_Work required:_ Read through the lines below for the string "角色管理" and copy each one that has it.
--- Exercise inputs ---
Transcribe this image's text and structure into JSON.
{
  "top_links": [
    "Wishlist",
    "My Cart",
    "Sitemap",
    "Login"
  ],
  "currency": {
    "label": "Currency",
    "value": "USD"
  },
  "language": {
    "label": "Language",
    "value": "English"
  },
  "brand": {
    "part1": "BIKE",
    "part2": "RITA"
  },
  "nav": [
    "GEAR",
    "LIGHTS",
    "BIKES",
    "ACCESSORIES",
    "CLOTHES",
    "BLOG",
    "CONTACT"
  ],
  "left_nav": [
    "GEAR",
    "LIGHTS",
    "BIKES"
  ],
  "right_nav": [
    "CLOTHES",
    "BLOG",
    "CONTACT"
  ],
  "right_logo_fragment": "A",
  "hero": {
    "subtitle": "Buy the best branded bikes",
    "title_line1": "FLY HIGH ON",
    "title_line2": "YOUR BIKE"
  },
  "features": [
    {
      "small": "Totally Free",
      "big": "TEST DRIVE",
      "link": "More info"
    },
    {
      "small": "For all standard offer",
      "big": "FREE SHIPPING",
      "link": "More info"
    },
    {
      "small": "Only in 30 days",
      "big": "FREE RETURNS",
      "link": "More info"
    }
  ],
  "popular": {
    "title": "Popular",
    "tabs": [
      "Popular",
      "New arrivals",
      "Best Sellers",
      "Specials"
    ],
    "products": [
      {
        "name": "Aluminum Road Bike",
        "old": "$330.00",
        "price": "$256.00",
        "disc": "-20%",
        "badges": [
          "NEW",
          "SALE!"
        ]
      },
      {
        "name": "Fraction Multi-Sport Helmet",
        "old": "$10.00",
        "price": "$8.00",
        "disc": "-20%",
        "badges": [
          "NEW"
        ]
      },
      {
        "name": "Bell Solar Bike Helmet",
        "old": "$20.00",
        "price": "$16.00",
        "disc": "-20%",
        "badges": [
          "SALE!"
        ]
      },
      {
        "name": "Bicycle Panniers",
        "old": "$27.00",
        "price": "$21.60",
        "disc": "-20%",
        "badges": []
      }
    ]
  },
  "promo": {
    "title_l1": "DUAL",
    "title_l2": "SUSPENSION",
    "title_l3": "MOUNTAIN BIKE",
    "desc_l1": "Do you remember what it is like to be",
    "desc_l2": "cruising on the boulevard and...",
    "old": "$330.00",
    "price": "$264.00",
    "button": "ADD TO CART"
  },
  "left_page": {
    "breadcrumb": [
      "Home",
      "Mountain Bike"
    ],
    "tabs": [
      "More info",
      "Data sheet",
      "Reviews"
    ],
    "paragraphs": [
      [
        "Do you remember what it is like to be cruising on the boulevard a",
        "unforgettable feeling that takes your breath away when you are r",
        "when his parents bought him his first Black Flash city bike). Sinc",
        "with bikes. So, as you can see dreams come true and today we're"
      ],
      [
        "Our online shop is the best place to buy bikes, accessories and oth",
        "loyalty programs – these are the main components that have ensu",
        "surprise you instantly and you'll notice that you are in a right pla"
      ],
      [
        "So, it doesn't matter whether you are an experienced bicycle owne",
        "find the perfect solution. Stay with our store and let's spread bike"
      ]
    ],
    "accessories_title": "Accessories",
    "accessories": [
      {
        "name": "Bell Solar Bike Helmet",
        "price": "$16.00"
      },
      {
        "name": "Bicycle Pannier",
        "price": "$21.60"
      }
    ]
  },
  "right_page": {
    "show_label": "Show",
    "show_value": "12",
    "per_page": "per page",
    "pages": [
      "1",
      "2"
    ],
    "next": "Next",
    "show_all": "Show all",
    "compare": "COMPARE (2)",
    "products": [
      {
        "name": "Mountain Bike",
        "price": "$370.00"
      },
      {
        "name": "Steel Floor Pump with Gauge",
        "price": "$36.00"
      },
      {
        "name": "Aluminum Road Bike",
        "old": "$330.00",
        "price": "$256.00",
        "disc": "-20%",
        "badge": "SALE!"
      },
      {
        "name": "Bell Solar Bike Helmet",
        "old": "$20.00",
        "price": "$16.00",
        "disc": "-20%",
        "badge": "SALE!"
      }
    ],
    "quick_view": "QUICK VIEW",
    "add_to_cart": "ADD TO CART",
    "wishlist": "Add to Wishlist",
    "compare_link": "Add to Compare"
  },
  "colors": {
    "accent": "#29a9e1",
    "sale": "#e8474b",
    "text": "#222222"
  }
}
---
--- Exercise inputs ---
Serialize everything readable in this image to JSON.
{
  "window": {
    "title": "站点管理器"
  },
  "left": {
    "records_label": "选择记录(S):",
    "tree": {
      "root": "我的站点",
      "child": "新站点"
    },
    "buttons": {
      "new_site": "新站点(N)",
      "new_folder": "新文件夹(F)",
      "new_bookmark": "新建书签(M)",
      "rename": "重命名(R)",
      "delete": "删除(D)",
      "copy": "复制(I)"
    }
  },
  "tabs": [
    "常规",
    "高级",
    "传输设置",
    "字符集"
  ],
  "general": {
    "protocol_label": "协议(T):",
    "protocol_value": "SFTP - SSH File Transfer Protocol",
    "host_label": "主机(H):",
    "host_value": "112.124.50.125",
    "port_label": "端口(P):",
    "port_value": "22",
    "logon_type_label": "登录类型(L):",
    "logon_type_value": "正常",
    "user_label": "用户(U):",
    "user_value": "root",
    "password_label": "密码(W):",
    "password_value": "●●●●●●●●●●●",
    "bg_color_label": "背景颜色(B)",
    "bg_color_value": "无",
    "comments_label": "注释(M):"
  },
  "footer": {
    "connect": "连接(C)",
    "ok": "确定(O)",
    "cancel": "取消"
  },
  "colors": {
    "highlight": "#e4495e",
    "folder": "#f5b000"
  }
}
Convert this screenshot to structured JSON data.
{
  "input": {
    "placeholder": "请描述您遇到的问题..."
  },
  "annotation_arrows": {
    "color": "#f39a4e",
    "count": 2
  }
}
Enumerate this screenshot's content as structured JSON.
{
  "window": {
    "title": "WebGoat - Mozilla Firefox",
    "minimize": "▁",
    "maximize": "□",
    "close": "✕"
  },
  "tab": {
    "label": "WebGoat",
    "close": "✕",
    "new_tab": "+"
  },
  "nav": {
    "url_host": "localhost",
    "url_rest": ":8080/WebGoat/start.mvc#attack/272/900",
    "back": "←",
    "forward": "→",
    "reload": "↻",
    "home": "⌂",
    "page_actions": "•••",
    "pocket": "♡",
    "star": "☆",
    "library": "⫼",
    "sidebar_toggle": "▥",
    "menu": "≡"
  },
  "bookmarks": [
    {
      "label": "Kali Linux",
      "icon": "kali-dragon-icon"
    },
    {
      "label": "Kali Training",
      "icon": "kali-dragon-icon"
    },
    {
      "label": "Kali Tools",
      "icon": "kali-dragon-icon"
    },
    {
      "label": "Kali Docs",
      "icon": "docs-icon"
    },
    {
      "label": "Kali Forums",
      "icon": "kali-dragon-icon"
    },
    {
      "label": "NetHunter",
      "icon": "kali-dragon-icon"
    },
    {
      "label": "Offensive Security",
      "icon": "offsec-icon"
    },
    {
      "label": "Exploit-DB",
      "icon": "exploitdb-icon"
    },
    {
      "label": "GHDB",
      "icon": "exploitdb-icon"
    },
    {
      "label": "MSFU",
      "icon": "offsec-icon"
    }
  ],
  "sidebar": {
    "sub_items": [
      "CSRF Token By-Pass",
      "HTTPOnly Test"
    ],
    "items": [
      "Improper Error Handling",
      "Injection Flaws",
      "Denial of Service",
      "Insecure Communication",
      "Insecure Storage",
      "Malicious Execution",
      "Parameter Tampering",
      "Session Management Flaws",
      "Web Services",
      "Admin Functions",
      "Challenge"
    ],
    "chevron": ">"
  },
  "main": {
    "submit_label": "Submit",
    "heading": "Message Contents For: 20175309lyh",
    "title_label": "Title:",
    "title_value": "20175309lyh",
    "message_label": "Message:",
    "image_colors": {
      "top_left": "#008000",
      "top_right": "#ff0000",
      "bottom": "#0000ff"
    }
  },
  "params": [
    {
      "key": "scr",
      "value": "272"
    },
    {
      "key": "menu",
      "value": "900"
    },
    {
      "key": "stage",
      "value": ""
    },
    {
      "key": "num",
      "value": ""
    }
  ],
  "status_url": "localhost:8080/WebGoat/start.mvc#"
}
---
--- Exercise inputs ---
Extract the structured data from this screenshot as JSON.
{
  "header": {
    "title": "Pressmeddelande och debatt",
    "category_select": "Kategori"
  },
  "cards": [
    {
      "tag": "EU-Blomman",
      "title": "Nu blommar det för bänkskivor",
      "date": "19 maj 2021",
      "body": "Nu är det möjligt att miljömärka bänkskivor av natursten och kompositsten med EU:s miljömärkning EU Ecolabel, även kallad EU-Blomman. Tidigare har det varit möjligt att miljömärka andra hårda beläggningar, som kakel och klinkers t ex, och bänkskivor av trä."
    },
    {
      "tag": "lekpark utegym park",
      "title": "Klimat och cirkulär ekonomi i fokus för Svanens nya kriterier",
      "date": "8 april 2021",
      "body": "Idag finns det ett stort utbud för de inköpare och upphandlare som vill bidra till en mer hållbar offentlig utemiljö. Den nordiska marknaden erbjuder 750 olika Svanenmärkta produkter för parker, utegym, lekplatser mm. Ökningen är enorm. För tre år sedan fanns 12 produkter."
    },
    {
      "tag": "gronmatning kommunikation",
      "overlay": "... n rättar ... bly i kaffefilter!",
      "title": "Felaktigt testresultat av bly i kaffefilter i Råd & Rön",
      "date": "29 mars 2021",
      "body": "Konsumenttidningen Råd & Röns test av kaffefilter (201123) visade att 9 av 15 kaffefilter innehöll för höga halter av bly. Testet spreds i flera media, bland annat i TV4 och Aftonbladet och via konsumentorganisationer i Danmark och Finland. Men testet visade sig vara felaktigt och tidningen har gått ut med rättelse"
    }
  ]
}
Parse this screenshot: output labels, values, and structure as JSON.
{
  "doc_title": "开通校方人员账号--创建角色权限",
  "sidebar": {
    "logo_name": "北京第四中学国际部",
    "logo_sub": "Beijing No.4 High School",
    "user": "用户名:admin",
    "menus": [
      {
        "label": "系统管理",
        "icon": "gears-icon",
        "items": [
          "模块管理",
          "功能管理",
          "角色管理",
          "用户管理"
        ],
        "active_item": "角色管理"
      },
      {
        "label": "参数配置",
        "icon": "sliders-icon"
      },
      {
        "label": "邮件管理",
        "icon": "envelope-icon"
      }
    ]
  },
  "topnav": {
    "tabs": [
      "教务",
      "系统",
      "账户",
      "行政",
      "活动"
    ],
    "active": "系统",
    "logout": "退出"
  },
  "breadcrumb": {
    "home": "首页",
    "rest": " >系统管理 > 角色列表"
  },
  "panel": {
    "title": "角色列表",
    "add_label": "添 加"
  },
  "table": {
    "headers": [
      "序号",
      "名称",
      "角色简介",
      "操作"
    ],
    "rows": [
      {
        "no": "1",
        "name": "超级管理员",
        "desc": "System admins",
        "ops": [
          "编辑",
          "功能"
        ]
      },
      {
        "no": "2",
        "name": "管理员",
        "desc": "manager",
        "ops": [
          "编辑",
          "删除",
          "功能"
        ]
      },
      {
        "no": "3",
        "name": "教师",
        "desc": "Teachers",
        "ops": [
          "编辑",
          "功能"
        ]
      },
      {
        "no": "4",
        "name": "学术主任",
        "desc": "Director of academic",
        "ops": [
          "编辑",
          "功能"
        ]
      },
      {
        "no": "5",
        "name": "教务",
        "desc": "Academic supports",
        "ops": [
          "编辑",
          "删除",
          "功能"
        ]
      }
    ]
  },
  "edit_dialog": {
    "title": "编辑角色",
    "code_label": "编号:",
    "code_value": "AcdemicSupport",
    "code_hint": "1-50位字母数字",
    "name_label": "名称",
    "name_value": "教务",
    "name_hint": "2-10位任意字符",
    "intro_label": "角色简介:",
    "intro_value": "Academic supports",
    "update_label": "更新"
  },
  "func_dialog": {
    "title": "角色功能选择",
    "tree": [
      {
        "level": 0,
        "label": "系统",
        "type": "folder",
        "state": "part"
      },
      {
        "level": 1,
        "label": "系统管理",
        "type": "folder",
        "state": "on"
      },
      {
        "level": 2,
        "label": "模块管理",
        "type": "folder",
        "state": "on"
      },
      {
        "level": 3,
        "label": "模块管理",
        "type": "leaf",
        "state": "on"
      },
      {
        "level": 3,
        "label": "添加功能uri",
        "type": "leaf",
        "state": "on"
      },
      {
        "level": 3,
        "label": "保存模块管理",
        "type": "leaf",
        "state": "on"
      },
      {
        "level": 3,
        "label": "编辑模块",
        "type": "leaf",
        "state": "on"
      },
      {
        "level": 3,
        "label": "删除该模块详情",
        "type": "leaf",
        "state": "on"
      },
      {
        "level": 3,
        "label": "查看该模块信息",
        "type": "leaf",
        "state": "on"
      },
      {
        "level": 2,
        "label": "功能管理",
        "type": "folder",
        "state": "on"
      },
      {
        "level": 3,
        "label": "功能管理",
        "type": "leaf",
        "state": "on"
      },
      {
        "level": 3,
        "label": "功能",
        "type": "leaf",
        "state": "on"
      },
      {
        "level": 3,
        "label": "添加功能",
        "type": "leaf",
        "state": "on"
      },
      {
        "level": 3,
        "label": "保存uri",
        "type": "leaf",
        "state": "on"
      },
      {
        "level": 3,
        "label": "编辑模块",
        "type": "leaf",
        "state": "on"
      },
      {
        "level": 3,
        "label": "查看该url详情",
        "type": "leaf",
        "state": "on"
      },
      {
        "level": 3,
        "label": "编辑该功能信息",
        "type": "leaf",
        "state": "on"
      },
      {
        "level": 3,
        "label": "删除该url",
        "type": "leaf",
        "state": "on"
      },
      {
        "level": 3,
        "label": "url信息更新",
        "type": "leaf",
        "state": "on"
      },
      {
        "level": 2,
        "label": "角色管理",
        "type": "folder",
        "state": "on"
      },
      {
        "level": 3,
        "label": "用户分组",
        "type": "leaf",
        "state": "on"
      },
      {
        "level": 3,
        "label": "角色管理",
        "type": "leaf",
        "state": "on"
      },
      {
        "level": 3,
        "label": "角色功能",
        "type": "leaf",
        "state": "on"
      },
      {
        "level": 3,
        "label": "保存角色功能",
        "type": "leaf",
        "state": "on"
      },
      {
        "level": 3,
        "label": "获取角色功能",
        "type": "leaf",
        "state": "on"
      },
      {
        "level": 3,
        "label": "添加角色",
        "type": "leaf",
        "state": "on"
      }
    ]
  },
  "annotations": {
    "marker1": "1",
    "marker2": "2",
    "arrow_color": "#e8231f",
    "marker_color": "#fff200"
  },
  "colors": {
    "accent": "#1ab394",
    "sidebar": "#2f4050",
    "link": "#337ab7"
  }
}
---
_Task result:_
          "角色管理",
        "active_item": "角色管理"
        "label": "角色管理",
        "label": "角色管理",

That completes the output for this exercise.